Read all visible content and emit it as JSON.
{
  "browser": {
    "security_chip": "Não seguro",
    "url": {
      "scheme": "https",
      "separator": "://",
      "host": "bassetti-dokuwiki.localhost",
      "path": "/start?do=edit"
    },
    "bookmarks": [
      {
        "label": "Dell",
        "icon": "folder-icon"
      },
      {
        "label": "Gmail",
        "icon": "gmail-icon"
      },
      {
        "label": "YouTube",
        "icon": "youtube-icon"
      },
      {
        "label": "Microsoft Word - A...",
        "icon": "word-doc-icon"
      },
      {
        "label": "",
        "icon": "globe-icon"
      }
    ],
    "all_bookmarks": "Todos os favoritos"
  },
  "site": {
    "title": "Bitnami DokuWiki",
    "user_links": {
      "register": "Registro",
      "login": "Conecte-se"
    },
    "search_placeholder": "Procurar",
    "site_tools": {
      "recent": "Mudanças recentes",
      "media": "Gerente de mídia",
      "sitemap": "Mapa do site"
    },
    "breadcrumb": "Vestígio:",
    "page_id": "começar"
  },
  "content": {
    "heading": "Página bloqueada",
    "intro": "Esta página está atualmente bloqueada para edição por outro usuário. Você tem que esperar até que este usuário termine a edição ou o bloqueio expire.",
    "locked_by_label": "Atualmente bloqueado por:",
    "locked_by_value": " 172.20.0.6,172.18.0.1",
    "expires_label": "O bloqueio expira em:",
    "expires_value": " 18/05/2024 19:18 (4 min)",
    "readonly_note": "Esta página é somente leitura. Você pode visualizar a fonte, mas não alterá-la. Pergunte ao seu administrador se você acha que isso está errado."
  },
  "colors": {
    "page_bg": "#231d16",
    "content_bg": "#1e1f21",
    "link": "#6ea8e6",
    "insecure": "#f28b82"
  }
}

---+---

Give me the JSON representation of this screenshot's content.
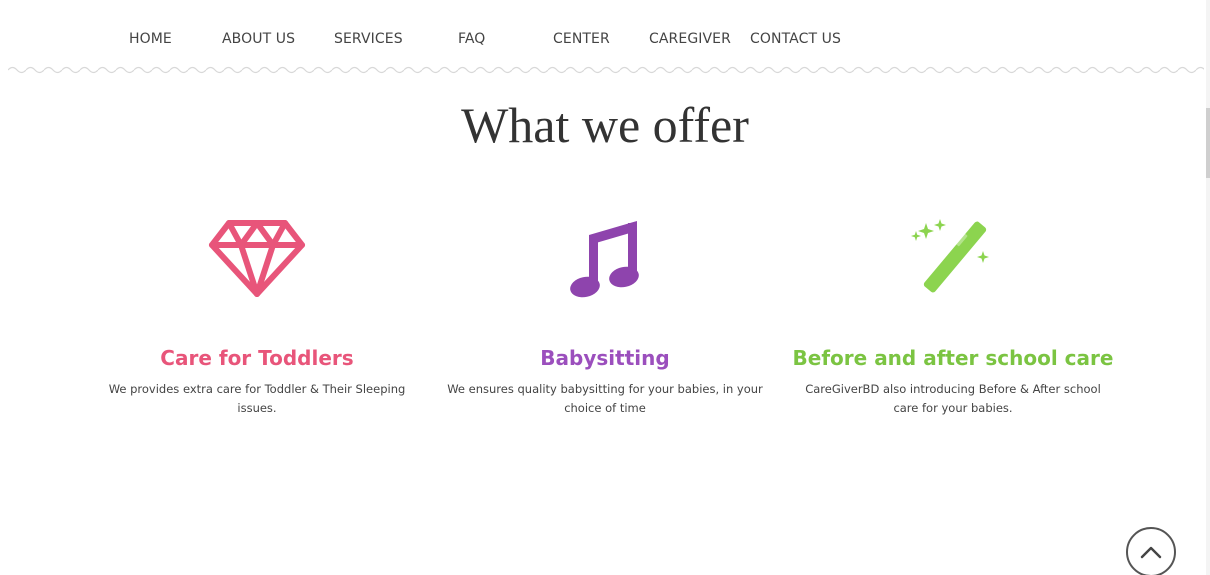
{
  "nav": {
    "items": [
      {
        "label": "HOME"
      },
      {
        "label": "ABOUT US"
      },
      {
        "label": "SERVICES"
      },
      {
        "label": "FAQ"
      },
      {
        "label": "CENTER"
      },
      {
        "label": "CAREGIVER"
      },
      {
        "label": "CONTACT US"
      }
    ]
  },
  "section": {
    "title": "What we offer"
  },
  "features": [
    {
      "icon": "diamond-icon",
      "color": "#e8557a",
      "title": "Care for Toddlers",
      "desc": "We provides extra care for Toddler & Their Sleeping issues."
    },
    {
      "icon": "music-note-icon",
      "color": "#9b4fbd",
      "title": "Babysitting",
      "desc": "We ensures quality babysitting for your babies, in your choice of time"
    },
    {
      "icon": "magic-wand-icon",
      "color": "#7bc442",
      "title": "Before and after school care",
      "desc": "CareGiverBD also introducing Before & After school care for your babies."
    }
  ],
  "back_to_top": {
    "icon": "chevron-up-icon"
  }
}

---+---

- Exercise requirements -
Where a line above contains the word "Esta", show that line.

- Problem solution -
    "intro": "Esta página está atualmente bloqueada para edição por outro usuário. Você tem que esperar até que este usuário termine a edição ou o bloqueio expire.",
    "readonly_note": "Esta página é somente leitura. Você pode visualizar a fonte, mas não alterá-la. Pergunte ao seu administrador se você acha que isso está errado."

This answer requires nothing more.